• [What needs to be done]: Go through the listing below and report how many lines contain the word "JSON"; write no other words.

• [Source records]:
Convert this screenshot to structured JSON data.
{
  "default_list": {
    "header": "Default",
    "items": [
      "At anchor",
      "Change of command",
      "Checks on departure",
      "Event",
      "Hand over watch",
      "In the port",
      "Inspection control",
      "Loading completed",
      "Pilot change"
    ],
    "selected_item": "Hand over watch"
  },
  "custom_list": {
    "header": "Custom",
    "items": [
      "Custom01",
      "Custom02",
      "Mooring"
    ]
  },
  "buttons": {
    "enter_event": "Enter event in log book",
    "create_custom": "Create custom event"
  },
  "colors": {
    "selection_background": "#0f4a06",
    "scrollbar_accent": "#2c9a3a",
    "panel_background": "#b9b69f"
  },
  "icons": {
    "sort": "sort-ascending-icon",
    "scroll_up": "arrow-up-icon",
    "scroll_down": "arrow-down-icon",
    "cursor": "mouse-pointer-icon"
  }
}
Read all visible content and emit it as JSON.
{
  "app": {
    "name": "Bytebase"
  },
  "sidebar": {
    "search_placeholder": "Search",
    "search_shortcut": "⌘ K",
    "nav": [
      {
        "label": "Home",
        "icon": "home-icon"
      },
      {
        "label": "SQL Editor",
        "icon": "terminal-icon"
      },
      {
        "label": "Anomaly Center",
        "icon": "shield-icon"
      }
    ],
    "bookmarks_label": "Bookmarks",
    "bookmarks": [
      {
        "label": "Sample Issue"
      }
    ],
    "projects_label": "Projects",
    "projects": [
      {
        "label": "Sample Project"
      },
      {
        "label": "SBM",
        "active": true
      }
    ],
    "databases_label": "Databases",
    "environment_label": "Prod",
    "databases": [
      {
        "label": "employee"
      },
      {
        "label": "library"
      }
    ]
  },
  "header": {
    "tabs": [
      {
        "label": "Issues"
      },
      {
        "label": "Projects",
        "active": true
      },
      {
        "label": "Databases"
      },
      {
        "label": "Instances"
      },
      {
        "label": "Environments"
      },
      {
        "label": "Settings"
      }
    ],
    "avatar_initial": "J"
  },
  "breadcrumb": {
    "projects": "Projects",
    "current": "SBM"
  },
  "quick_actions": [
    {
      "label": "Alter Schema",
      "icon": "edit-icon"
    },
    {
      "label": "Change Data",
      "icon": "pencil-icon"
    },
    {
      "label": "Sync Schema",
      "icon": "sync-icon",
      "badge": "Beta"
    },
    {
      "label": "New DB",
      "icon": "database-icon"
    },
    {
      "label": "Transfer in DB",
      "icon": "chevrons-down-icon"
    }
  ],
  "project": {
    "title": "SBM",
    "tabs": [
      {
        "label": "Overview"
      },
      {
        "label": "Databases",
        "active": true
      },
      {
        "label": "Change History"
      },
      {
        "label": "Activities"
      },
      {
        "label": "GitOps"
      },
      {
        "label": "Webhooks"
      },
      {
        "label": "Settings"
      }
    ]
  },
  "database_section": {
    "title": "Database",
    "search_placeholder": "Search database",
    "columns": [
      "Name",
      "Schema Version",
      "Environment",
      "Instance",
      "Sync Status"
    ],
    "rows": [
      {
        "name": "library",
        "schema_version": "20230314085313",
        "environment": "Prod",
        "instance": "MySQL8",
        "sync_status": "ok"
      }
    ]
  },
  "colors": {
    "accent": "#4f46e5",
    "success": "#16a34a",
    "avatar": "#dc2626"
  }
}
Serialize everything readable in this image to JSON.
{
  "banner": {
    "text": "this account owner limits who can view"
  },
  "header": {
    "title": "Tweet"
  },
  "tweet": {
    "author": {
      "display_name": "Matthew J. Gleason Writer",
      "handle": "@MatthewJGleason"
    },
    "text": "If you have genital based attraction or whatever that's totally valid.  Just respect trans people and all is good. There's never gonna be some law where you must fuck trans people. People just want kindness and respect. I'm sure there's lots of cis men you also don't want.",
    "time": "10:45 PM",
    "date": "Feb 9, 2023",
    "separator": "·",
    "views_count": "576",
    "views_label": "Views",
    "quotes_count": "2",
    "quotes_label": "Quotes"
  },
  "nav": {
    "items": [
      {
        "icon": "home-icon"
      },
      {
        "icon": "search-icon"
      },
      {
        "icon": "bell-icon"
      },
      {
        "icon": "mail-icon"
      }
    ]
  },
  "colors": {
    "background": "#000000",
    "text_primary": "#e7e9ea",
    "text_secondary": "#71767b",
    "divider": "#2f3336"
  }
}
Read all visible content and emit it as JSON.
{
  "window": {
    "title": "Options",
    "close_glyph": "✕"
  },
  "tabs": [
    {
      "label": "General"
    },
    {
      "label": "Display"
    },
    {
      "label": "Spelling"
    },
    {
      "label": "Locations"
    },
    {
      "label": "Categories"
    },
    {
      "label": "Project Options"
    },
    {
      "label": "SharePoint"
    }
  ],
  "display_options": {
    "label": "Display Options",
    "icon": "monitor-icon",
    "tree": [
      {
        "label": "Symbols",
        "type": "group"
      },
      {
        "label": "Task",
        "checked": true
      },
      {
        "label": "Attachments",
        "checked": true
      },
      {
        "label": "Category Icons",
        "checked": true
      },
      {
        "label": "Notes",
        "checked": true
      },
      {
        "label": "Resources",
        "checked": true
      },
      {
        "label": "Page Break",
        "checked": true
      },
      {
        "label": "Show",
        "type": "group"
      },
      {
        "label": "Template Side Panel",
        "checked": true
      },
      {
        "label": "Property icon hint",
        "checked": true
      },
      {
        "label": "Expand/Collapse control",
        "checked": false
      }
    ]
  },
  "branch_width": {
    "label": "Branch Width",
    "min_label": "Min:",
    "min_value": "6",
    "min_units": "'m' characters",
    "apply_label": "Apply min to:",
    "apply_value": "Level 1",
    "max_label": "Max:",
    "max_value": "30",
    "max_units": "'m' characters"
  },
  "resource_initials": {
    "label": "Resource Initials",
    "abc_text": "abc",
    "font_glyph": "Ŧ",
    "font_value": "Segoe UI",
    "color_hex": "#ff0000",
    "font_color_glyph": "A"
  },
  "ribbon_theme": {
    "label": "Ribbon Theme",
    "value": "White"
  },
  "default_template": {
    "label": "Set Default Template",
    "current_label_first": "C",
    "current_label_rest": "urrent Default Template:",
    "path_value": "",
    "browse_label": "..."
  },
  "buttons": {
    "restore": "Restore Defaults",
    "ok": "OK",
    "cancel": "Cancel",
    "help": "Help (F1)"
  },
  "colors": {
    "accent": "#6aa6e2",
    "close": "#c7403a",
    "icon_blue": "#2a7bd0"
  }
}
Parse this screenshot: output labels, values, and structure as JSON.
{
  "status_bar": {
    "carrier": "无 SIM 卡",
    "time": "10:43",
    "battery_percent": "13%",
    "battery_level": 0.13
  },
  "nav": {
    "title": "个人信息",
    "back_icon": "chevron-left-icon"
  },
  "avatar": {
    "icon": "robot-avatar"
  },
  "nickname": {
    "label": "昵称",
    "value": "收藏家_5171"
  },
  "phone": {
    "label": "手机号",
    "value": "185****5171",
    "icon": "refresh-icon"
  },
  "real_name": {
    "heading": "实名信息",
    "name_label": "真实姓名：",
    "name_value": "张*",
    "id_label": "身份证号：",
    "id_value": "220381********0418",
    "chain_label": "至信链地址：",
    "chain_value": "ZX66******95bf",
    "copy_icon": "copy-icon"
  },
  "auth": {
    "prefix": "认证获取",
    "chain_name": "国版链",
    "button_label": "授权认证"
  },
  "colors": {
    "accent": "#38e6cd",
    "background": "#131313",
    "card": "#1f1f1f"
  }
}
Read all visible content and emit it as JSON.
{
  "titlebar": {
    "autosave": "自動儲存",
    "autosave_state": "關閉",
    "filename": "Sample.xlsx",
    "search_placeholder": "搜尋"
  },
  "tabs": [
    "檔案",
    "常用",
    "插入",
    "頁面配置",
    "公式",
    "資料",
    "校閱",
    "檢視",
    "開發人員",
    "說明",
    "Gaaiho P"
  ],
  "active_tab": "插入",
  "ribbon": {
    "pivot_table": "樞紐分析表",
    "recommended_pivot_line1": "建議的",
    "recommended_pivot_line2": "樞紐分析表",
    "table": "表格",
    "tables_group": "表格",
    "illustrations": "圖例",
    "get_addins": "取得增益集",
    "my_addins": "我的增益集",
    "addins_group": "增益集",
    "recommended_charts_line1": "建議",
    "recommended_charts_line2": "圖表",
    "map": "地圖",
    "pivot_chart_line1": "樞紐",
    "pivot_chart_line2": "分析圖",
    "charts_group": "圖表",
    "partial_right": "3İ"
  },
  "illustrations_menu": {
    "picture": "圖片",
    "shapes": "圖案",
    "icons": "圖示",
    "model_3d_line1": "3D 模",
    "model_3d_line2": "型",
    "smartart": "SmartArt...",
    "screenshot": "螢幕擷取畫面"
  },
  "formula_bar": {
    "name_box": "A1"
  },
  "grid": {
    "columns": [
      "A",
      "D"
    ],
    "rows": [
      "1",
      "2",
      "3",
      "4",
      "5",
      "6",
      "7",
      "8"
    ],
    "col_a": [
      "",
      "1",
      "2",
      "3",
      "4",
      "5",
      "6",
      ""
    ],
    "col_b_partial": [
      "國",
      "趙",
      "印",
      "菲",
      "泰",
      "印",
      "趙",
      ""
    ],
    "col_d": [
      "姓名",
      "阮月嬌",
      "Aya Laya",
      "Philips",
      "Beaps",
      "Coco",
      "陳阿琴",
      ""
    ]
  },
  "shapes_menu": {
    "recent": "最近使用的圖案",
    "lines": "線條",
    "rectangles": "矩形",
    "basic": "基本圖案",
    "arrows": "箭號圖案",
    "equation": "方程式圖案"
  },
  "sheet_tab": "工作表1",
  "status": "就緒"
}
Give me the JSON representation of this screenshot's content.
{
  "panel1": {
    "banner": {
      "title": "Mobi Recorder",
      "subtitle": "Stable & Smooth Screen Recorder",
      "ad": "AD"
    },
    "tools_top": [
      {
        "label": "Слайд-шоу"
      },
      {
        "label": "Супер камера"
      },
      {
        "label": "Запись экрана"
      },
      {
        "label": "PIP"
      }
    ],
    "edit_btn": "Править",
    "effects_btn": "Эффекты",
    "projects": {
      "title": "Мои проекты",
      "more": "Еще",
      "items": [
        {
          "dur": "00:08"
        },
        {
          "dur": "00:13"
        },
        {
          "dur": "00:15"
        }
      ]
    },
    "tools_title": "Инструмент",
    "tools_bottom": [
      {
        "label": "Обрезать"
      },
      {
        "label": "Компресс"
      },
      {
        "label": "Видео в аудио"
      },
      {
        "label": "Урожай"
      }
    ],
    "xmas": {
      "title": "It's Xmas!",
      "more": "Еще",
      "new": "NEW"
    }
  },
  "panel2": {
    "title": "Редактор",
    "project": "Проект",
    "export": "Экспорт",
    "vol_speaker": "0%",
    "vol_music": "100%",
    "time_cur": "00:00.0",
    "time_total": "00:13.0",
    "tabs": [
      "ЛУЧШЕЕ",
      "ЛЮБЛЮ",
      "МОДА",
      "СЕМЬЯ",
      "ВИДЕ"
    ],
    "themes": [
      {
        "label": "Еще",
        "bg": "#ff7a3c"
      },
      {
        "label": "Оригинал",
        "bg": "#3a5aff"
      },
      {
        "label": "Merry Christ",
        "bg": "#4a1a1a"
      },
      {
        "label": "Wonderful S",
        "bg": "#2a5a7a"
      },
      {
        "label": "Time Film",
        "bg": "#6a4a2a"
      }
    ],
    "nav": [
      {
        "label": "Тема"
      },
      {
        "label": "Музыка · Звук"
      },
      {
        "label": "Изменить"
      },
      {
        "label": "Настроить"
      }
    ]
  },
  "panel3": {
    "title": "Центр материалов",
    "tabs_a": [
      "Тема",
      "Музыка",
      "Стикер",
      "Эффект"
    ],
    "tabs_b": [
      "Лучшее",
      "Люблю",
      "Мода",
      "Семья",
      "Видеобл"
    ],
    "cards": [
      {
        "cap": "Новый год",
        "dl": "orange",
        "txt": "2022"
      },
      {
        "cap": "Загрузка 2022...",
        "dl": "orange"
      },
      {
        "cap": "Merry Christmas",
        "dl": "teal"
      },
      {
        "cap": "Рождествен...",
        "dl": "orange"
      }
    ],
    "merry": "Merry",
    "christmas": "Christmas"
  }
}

• [Solution for this exercise]: 7